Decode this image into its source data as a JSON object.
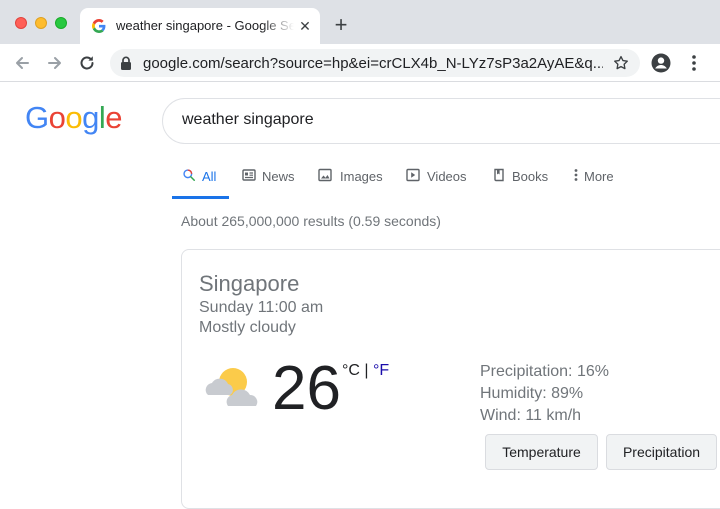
{
  "browser": {
    "tab_title": "weather singapore - Google Search",
    "url": "google.com/search?source=hp&ei=crCLX4b_N-LYz7sP3a2AyAE&q..."
  },
  "google": {
    "logo_letters": [
      "G",
      "o",
      "o",
      "g",
      "l",
      "e"
    ],
    "logo_colors": [
      "#4285F4",
      "#EA4335",
      "#FBBC05",
      "#4285F4",
      "#34A853",
      "#EA4335"
    ],
    "query": "weather singapore"
  },
  "search_tabs": [
    {
      "label": "All",
      "icon": "search-icon",
      "active": true
    },
    {
      "label": "News",
      "icon": "news-icon"
    },
    {
      "label": "Images",
      "icon": "image-icon"
    },
    {
      "label": "Videos",
      "icon": "video-icon"
    },
    {
      "label": "Books",
      "icon": "book-icon"
    },
    {
      "label": "More",
      "icon": "more-icon"
    }
  ],
  "result_stats": "About 265,000,000 results (0.59 seconds)",
  "weather": {
    "location": "Singapore",
    "datetime": "Sunday 11:00 am",
    "condition": "Mostly cloudy",
    "temperature": "26",
    "unit_c": "°C",
    "unit_sep": "|",
    "unit_f": "°F",
    "precipitation": "Precipitation: 16%",
    "humidity": "Humidity: 89%",
    "wind": "Wind: 11 km/h",
    "buttons": [
      "Temperature",
      "Precipitation"
    ]
  },
  "colors": {
    "accent": "#1a73e8",
    "link": "#1a0dab"
  }
}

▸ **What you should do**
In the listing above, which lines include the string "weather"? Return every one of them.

▸ **Output for this task**
    "tab_title": "weather singapore - Google Search",
    "query": "weather singapore"
  "weather": {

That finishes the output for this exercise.